How Is A Service Mesh Different From An API Gateway?
API Management, API Gateway and Design Patterns
It’s fair to to mix the terms API management and API gateway, But we will try to make some distinction.
API management is the answer for the following use case: We want to expose our system via API to the outside world or the customers. Here we need to think about the following questions:
- Who can use the API (authentication) and which endpoints (authorization)?
- How to track the use of the API (monitoring and analytics)?
- How many calls are allowed per user per endpoint (limit rating and governance)?
So API management is more a concept that a service! The piece of infrastructure where we are able to enforce these kind of management functions is the API gateway.

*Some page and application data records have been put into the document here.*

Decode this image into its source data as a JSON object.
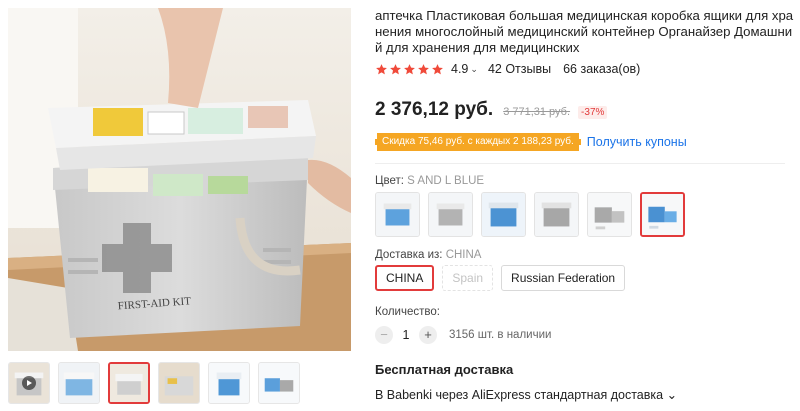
{
  "product": {
    "title": "аптечка Пластиковая большая медицинская коробка ящики для хранения многослойный медицинский контейнер Органайзер Домашний для хранения для медицинских",
    "rating": "4.9",
    "reviews": "42 Отзывы",
    "orders": "66 заказа(ов)",
    "star_count": 5,
    "star_color": "#f04a3a"
  },
  "image_text": "FIRST-AID KIT",
  "price": {
    "current": "2 376,12 руб.",
    "old": "3 771,31 руб.",
    "discount": "-37%"
  },
  "coupon": {
    "tag": "Скидка 75,46 руб. с каждых 2 188,23 руб.",
    "link": "Получить купоны"
  },
  "color": {
    "label": "Цвет:",
    "value": "S AND L BLUE",
    "selected_index": 5,
    "options": [
      "blue-box",
      "gray-box",
      "blue-box",
      "gray-box",
      "gray-set",
      "blue-set"
    ]
  },
  "shipping_from": {
    "label": "Доставка из:",
    "value": "CHINA",
    "options": [
      "CHINA",
      "Spain",
      "Russian Federation"
    ],
    "selected_index": 0,
    "disabled_index": 1
  },
  "quantity": {
    "label": "Количество:",
    "minus": "−",
    "plus": "+",
    "value": "1",
    "stock": "3156 шт. в наличии"
  },
  "delivery": {
    "title": "Бесплатная доставка",
    "detail": "В Babenki через AliExpress стандартная доставка"
  },
  "colors": {
    "accent_red": "#e23b3b",
    "coupon_orange": "#f5a623",
    "link_blue": "#1a73e8"
  }
}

Azure API management and Kong are examples of API gateways that implement the API management concept and other concepts and features.
API gateway is deployed normally on a shared infrastructure. This is a good practice to enforce a level of governance and policy. We should be careful not to allow any business logic into this layer. It’s an attractive place to do so because the API traffic traverse it and it become an all-knowing god (similar to Enterprise Service Bus EBS)
Microservices Design Patterns
the API-gateway pattern introduced by Chris Richardson in his famous book “ Microservices Patterns” is about curating an API for more optimal usage by different classes of consumers. It involves a level of API indirection. Another variation that represents the API gateway pattern is backend for frontends where “front end” can be literal front ends (UIs), mobile clients, IoT clients, or even other service developers.
This “API gateway implementing the design pattern” is also different from the API management mentioned before (where we are managing existing APIs). It hides the complexity of the system behind it (we may have legacy system, RPC calls, non-REST protocol) and is a good to do: message-level transformation, complex routing, network resilience/fallbacks, and aggregation of responses.
Lets first tag the API gateway with the name “north-south traffic” while service mesh with the name “east-west traffic”. We will compare them in the later sections.
In a distributed environment like Kubernetes, we may build and maintain multiple clusters to host our applications and need some way of accessing the applications and services inside those clusters. Kubernetes Ingress controller allows us to access the Kubernetes cluster (Ingress is the only K8s component accessible from the outside). That way we keep very tight control over what traffic may enter (or even leave) our cluster with well-defined entry points like domain/virtual hosts, ports, protocols, …etc.
A service mesh, like the open source project Istio, is a way to control how different services share data with one another. Unlike other systems for managing this communication, a service mesh is a dedicated infrastructure layer built right into an app (using the sidecar pattern). This visible infrastructure layer can observe how well (or not) different parts of an app interact, so it becomes easier to optimize communication and avoid downtime as an app grows.
A service mesh brings the following capabilities to a platform:
- Service to service (east-west traffic) resilience
- Service to service security (mutual TLS, RBAC/ABAC…)
- Black-box service observability (tracing, telemetry and logging)
- Service to service rate limiting
It’s obvious that there is an overlap in the functionality with an API gateway. But we still can distinguish the difference!
The main purpose of an API gateway is to accept traffic from outside the network (outside the cluster in K8s) and distribute it internally. The main purpose of a service mesh is to route and manage traffic within your network.
In a deployment with an API gateway and a service mesh, incoming traffic from outside the cluster would first be routed through the API gateway, then into the mesh.
The following diagram shows the whole picture of distributed system deployed in K8s and the usage and placement of both API gateway and service mesh.
Service Mesh and API gateway overlap in functionality in some areas but are complementary in that they live at different levels and solve different problems. The ideal solution would be to plug and play each of the components (API Management, API Gateway, Service Mesh) into your solution with nice boundaries between the components as you need them (or exclude them as you don’t need them).